People need guarantees to make up their minds once and for all since most of us don’t like risk.
But here we not only talk about offering refunds for a certain period of time, but you must also express in your sales copy that you are so sure of the benefits of your product or service that you are not afraid to guarantee it.
Fads have always moved masses so it’s important to be aware of them and use them when appropriate. They generate publicity and attention.
But remember that a fad only lasts for a certain period of time so you have to change tactics before people get fed up with that trend.
Desire to belong
This is actually the motivator that makes fads so powerful. People want to belong and be identified with that group of people who wear or use that product or service.
The person who buys a Ferrari doesn’t do it because he thinks it’s the best car on the market or because he can drive it at high speed (there are maximum speed rules anyway) but because he wants to belong to that exclusive group of people who own a Ferrari.
People are curious, we want to know. Sometimes this trigger can work very well in our promotions.
Not revealing all the details of a product’s benefits can make people buy it just to find out what it’s all about.
Joe Sugarman gives us an example of an advertisement he created for a brand of sunglasses. “What will it be like to look through these glasses? – That pair of sunglasses with the orange lenses that was making everybody go wild?”.
Fear has an enormous power over people and unfortunately many politicians know it.
Fear of being left behind, fear of not being enough, fear of letting an offer pass because it only lasts for a while.
Exposing the negative consequences of not having a product moves people to buy it to protect themselves from it.
For example, in September and October, we start seeing a lot of advertisements for flu medicaments and people buy them to protect themselves.
Although most people want to belong to the mass there is also a desire to feel special, unique.
Knowing how to take advantage of this desire can help you sell your product to a certain type of audience very well.
After all, we are human beings and we need human contact, we are genetically programmed for it.
There is nothing better to sell than to connect with your potential customer, who will feel that you genuinely want to help him and that you understand his struggles.
To do this, as we have seen in previous posts, you need to know your buyer persona very well to know what really worries them and what moves them in life. Then you will be able to connect with them and offer your solution.
A very effective way to connect with your potential customers is to tell a story, stories connect people since ancient times, or using humour, and above all, using a personal tone and running away from business jargon that doesn’t interest anyone.
We have talked about all the factors that come into play when it comes to awakening the attention of the reptilian brain, first, and the rest of the brain afterwards.

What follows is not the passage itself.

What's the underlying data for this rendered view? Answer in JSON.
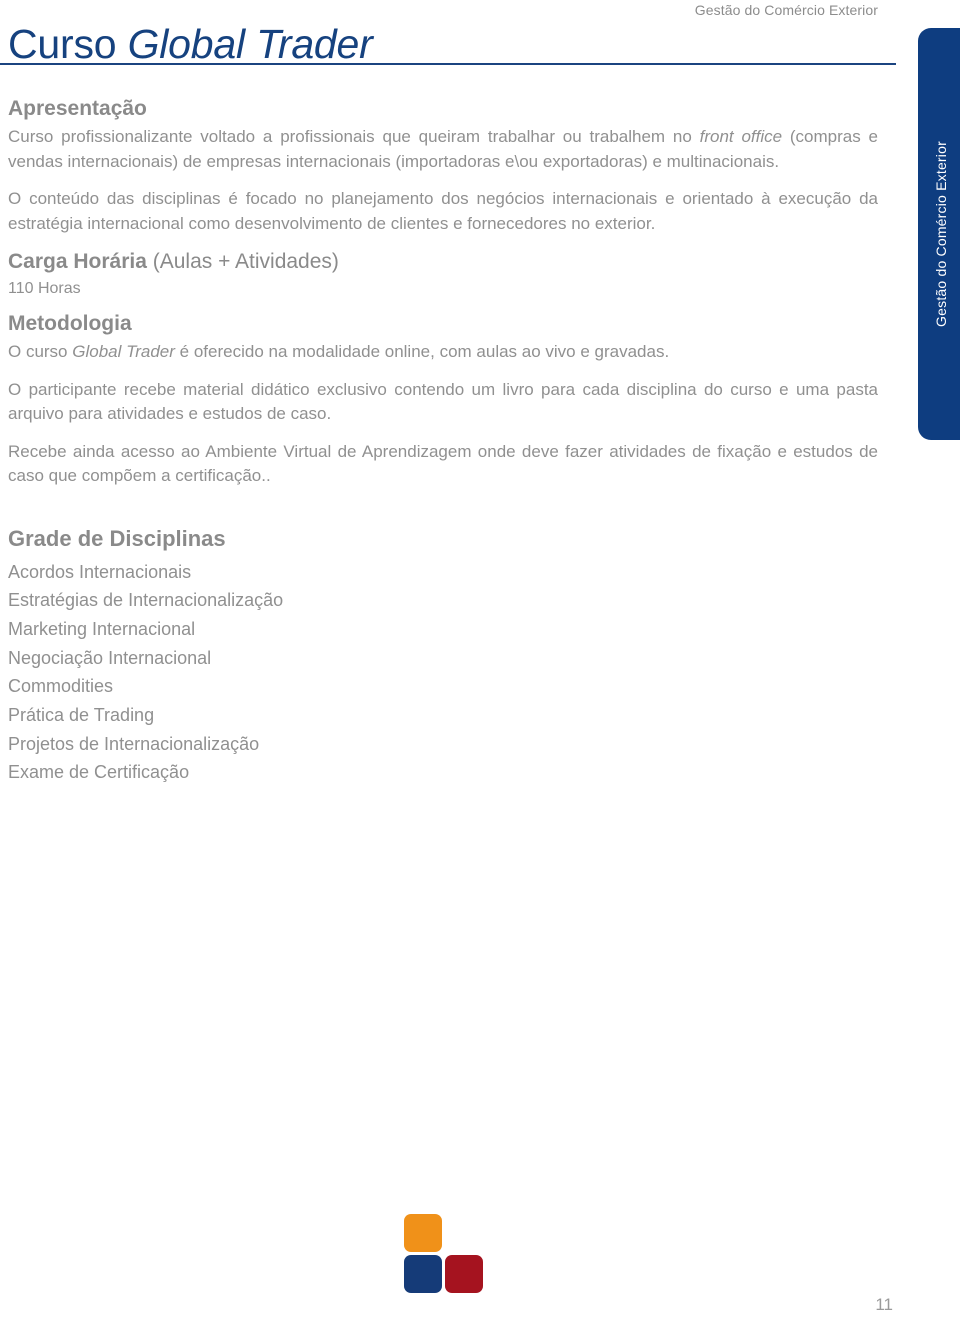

I hope it’s clearer now what kind of language and images you have to use when creating your sales copy.
I know it’s a lot of information, so I’ll let you digest it and if you want to find out more about it I advise you to read Sugarman’s book.
But before I go I would like to add something as a closing idea.
I don’t want you to take this post as a guide to “fool” people’s brains and sell more.
It’s not about that.
It’s about making room for your business among so many others, and above all, it’s about helping people legitimately.
Because in the end what you sell is really a good product or service and you know that with it you can genuinely help people.
Remember, selling is also helping.
Thank you for stopping by and see you next time.
I write web copy and engaging content for businesses without borders. I live in the Netherlands, I write everywhere. I love arthouse films and books that make me think. Tolstoy and Chekhov are my life coaches.